At sentencing in 2009, Superior Court Judge John E. Morse Jr. said he had to strike “the most delicate balance.” In assessing the fatal incident, he said, “All I can glean from what I have read and heard up to this particular point is that it was not malicious and ill-wanton.” He told Taharka moments later, “What you have to deal with from a day-to-day basis as an officer of the law, no one can stand in your shoes other than you.”
Morse ordered Taharka to spend three months in jail and nine months confined to his home except when he was working. If he follows the terms of his probation of nine years, his record will be wiped clean.
Messages left for Taharka’s lawyers were not returned, nor were a series of e-mails requesting comment. Taharka resigned from the police department about a year after the 2007 shooting.
Georgia Ferrell’s daughter is a police officer. Her son was shot dead by one.

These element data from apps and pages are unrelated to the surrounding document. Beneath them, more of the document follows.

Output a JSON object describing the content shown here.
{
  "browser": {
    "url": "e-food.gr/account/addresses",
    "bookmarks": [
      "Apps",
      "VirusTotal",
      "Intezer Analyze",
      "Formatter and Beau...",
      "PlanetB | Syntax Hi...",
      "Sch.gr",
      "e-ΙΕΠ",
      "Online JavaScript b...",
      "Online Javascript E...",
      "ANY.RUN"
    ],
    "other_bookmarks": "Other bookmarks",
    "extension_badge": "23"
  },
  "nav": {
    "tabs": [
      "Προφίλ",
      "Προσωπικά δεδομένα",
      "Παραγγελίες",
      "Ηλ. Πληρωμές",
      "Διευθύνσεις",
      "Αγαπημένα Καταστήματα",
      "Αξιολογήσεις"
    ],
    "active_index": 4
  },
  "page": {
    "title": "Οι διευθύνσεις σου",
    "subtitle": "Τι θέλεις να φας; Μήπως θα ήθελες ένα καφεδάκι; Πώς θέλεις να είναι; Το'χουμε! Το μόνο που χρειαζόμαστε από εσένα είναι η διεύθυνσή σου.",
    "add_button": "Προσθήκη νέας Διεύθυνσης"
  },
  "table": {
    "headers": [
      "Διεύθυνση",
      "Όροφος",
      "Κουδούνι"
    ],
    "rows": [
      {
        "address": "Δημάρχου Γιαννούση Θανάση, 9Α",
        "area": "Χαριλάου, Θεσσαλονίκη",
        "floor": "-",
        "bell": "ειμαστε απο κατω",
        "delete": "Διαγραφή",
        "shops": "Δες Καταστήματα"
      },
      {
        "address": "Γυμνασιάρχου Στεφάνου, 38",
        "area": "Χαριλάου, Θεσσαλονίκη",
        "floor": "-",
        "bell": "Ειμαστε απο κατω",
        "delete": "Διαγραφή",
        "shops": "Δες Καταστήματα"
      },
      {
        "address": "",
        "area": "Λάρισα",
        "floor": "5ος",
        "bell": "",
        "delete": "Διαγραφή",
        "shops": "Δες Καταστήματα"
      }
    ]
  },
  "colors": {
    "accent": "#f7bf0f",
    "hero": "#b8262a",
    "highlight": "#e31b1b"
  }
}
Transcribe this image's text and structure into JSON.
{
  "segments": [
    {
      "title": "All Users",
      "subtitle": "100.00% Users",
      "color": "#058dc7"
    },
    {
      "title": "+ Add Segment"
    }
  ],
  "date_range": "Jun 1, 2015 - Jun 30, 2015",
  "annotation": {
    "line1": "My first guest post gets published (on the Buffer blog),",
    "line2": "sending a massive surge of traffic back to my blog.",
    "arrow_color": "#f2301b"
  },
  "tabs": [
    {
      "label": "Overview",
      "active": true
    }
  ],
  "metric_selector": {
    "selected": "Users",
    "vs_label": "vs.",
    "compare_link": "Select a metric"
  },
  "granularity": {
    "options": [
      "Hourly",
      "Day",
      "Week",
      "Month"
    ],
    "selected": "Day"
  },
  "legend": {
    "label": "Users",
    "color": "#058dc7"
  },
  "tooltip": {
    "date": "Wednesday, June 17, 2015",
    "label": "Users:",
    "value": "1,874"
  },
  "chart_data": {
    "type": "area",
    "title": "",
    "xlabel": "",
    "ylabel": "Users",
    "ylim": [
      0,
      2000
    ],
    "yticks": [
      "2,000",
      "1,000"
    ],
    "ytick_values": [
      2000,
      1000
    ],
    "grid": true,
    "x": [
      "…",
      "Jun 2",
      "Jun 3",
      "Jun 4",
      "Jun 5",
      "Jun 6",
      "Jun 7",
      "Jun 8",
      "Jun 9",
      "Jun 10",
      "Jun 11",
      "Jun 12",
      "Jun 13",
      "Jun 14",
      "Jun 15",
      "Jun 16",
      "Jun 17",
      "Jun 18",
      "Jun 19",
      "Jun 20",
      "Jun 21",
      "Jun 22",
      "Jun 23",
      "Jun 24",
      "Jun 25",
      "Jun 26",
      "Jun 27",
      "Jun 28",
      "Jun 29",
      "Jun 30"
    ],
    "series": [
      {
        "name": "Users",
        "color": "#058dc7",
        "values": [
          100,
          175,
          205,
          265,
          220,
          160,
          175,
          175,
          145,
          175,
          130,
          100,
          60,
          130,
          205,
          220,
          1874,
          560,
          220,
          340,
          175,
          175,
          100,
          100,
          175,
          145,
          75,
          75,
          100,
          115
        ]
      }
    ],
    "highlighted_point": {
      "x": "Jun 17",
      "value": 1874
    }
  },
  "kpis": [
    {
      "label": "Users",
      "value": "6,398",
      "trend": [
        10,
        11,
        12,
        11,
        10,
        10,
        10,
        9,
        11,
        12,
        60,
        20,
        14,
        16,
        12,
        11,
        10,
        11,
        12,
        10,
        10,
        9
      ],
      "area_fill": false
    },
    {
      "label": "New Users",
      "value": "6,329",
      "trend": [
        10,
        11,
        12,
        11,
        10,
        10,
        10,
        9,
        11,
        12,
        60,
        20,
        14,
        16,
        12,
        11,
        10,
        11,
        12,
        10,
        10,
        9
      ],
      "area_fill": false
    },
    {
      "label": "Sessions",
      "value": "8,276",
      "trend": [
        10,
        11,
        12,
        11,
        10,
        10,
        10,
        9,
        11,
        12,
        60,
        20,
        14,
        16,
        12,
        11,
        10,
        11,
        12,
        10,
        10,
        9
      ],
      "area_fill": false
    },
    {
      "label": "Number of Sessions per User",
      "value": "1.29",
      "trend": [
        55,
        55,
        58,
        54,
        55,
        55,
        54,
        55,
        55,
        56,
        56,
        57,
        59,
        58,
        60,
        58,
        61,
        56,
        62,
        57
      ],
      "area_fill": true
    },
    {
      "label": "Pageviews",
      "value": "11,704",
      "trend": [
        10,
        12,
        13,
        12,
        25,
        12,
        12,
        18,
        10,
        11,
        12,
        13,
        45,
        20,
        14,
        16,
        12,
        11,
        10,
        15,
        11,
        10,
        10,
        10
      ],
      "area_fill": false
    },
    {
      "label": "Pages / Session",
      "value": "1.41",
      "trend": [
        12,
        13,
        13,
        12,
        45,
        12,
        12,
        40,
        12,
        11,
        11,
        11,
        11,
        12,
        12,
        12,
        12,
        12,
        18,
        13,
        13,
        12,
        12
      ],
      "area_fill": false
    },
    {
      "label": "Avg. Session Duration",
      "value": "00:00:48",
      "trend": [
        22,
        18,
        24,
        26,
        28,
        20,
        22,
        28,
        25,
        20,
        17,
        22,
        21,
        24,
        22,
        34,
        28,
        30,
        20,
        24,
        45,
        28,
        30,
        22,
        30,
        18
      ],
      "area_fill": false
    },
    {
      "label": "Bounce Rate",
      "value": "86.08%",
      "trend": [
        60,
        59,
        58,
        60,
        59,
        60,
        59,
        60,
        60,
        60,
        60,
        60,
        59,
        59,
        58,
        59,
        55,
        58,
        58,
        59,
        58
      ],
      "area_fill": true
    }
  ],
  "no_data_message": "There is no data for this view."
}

“My daughter loves being a police officer, but she knows that the uniform doesn’t make you a good person,” she said.
Officer Randall Kerrick of the Charlotte-Mecklenburg police department is scheduled to face trial this summer on charges of voluntary manslaughter arising from a fatal encounter with Ferrell’s son in September 2013.
It was well after midnight when Jonathan Ferrell, 24, a former Florida A&M football defensive back, crashed his Toyota Camry, rolling it into a ditch, according to the police report. Dazed, he kicked out the rear window, crawled from the vehicle and made his way to a nearby house to seek helps.
But when he started banging on the door, the woman who lived there panicked and called 911. The officers who responded to the call told investigators that they believed that Ferrell was a threat, records show. When Ferrell, who was black, did not follow their orders to get on the ground, Kerrick, who is white, shot him 10 times, police officials said.
After Police Chief Rodney Monroe saw the 15-second dashcam video of the incident, he arrested Kerrick within the day, saying the officer “did not have a lawful right to discharge his weapon during this encounter.”
Kerrick’s attorney Michael Green said the video tells a different story. “Officer Kerrick did his job that night. Although the shooting was a tragedy, it was justified,” Green said. “On the video, you hear the officer telling him multiple times to get down on the ground . . . and at trial, I think you’ll find folks who say [Ferrell] wasn’t necessarily looking for help that evening.”
Georgia Ferrell worries that jurors will believe that account. As someone who has personal reasons to hold most police in high regard, she recognizes how difficult it is to convict and punish an officer.
“Society has put it into our heads that the officer is always right,” she said. “That has to change.”
Alice Crites and Steven Rich contributed to this report.
Kimberly Kindy, Kimbriell Kelly, “Thousands dead, few prosecuted”, April 11, 2015, Washington Post, http://www.washingtonpost.com/sf/investigative/2015/04/11/thousands-dead-few-prosecuted/